▸ **Instructions for the task**: Nothing in the records should differ when they are repeated. Restate them word for word.

▸ **Data records for software interfaces**:

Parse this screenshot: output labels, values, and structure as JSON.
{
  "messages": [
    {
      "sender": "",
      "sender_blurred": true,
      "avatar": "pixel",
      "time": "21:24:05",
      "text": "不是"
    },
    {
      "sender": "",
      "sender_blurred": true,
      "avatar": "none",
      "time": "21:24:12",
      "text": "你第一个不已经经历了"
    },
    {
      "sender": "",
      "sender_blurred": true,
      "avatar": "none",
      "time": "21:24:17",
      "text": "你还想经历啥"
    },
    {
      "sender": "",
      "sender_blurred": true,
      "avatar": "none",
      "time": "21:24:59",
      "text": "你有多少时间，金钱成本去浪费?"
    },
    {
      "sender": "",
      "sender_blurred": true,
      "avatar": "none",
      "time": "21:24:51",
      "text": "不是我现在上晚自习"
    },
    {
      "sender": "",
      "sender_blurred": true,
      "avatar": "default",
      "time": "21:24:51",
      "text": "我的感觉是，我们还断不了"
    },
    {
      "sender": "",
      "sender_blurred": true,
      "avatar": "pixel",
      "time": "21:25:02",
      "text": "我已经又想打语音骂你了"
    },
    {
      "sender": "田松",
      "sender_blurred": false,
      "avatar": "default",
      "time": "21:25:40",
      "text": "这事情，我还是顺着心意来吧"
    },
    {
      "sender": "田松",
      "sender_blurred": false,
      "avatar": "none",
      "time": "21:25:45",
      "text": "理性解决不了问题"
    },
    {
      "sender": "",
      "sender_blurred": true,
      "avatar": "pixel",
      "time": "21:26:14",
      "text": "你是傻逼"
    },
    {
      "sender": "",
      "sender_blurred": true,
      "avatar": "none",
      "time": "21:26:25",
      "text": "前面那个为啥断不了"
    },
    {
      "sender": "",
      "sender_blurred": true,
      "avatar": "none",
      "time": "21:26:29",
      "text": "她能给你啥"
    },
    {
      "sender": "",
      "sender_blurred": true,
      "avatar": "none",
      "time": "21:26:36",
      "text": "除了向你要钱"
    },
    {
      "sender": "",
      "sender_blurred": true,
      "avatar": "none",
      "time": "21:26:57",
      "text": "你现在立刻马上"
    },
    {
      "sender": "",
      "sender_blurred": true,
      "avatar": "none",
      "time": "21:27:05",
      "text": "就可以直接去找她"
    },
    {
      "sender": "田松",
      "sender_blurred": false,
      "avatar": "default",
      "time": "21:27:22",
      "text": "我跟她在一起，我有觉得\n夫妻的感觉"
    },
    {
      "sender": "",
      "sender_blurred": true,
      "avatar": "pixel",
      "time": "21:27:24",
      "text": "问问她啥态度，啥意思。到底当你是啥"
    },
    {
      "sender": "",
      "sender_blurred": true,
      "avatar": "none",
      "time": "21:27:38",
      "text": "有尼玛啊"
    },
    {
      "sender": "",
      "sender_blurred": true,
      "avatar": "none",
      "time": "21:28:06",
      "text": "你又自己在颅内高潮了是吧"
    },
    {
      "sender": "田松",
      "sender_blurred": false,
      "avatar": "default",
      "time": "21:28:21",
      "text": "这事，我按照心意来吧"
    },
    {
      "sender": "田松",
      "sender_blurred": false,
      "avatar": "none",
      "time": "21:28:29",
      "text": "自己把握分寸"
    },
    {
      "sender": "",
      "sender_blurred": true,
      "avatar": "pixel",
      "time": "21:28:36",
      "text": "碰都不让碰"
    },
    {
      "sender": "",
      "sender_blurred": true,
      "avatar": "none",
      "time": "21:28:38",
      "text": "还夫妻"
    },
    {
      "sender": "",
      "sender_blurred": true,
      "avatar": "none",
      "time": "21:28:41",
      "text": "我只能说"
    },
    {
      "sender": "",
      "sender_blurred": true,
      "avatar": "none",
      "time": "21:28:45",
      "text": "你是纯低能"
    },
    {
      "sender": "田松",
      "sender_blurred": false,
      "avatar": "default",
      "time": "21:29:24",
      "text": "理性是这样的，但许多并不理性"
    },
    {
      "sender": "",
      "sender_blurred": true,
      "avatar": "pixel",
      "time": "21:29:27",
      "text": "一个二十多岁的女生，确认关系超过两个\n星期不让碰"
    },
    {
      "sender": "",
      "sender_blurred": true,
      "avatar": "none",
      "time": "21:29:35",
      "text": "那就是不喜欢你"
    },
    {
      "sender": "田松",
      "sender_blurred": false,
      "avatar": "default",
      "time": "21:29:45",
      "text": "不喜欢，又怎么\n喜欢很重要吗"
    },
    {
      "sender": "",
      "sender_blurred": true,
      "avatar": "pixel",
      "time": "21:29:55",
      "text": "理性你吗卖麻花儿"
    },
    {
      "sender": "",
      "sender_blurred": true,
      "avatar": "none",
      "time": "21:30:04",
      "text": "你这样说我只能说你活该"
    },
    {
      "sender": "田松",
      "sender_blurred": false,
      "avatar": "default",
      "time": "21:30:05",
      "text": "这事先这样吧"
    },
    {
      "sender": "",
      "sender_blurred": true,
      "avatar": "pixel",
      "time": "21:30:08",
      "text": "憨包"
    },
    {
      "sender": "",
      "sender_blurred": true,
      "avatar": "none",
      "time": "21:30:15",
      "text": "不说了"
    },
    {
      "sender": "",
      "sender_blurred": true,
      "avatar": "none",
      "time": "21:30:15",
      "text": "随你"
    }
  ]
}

▸ **Expected answer**:
Parse this screenshot: output labels, values, and structure as JSON.
{
  "messages": [
    {
      "sender": "",
      "sender_blurred": true,
      "avatar": "pixel",
      "time": "21:24:05",
      "text": "不是"
    },
    {
      "sender": "",
      "sender_blurred": true,
      "avatar": "none",
      "time": "21:24:12",
      "text": "你第一个不已经经历了"
    },
    {
      "sender": "",
      "sender_blurred": true,
      "avatar": "none",
      "time": "21:24:17",
      "text": "你还想经历啥"
    },
    {
      "sender": "",
      "sender_blurred": true,
      "avatar": "none",
      "time": "21:24:59",
      "text": "你有多少时间，金钱成本去浪费?"
    },
    {
      "sender": "",
      "sender_blurred": true,
      "avatar": "none",
      "time": "21:24:51",
      "text": "不是我现在上晚自习"
    },
    {
      "sender": "",
      "sender_blurred": true,
      "avatar": "default",
      "time": "21:24:51",
      "text": "我的感觉是，我们还断不了"
    },
    {
      "sender": "",
      "sender_blurred": true,
      "avatar": "pixel",
      "time": "21:25:02",
      "text": "我已经又想打语音骂你了"
    },
    {
      "sender": "田松",
      "sender_blurred": false,
      "avatar": "default",
      "time": "21:25:40",
      "text": "这事情，我还是顺着心意来吧"
    },
    {
      "sender": "田松",
      "sender_blurred": false,
      "avatar": "none",
      "time": "21:25:45",
      "text": "理性解决不了问题"
    },
    {
      "sender": "",
      "sender_blurred": true,
      "avatar": "pixel",
      "time": "21:26:14",
      "text": "你是傻逼"
    },
    {
      "sender": "",
      "sender_blurred": true,
      "avatar": "none",
      "time": "21:26:25",
      "text": "前面那个为啥断不了"
    },
    {
      "sender": "",
      "sender_blurred": true,
      "avatar": "none",
      "time": "21:26:29",
      "text": "她能给你啥"
    },
    {
      "sender": "",
      "sender_blurred": true,
      "avatar": "none",
      "time": "21:26:36",
      "text": "除了向你要钱"
    },
    {
      "sender": "",
      "sender_blurred": true,
      "avatar": "none",
      "time": "21:26:57",
      "text": "你现在立刻马上"
    },
    {
      "sender": "",
      "sender_blurred": true,
      "avatar": "none",
      "time": "21:27:05",
      "text": "就可以直接去找她"
    },
    {
      "sender": "田松",
      "sender_blurred": false,
      "avatar": "default",
      "time": "21:27:22",
      "text": "我跟她在一起，我有觉得\n夫妻的感觉"
    },
    {
      "sender": "",
      "sender_blurred": true,
      "avatar": "pixel",
      "time": "21:27:24",
      "text": "问问她啥态度，啥意思。到底当你是啥"
    },
    {
      "sender": "",
      "sender_blurred": true,
      "avatar": "none",
      "time": "21:27:38",
      "text": "有尼玛啊"
    },
    {
      "sender": "",
      "sender_blurred": true,
      "avatar": "none",
      "time": "21:28:06",
      "text": "你又自己在颅内高潮了是吧"
    },
    {
      "sender": "田松",
      "sender_blurred": false,
      "avatar": "default",
      "time": "21:28:21",
      "text": "这事，我按照心意来吧"
    },
    {
      "sender": "田松",
      "sender_blurred": false,
      "avatar": "none",
      "time": "21:28:29",
      "text": "自己把握分寸"
    },
    {
      "sender": "",
      "sender_blurred": true,
      "avatar": "pixel",
      "time": "21:28:36",
      "text": "碰都不让碰"
    },
    {
      "sender": "",
      "sender_blurred": true,
      "avatar": "none",
      "time": "21:28:38",
      "text": "还夫妻"
    },
    {
      "sender": "",
      "sender_blurred": true,
      "avatar": "none",
      "time": "21:28:41",
      "text": "我只能说"
    },
    {
      "sender": "",
      "sender_blurred": true,
      "avatar": "none",
      "time": "21:28:45",
      "text": "你是纯低能"
    },
    {
      "sender": "田松",
      "sender_blurred": false,
      "avatar": "default",
      "time": "21:29:24",
      "text": "理性是这样的，但许多并不理性"
    },
    {
      "sender": "",
      "sender_blurred": true,
      "avatar": "pixel",
      "time": "21:29:27",
      "text": "一个二十多岁的女生，确认关系超过两个\n星期不让碰"
    },
    {
      "sender": "",
      "sender_blurred": true,
      "avatar": "none",
      "time": "21:29:35",
      "text": "那就是不喜欢你"
    },
    {
      "sender": "田松",
      "sender_blurred": false,
      "avatar": "default",
      "time": "21:29:45",
      "text": "不喜欢，又怎么\n喜欢很重要吗"
    },
    {
      "sender": "",
      "sender_blurred": true,
      "avatar": "pixel",
      "time": "21:29:55",
      "text": "理性你吗卖麻花儿"
    },
    {
      "sender": "",
      "sender_blurred": true,
      "avatar": "none",
      "time": "21:30:04",
      "text": "你这样说我只能说你活该"
    },
    {
      "sender": "田松",
      "sender_blurred": false,
      "avatar": "default",
      "time": "21:30:05",
      "text": "这事先这样吧"
    },
    {
      "sender": "",
      "sender_blurred": true,
      "avatar": "pixel",
      "time": "21:30:08",
      "text": "憨包"
    },
    {
      "sender": "",
      "sender_blurred": true,
      "avatar": "none",
      "time": "21:30:15",
      "text": "不说了"
    },
    {
      "sender": "",
      "sender_blurred": true,
      "avatar": "none",
      "time": "21:30:15",
      "text": "随你"
    }
  ]
}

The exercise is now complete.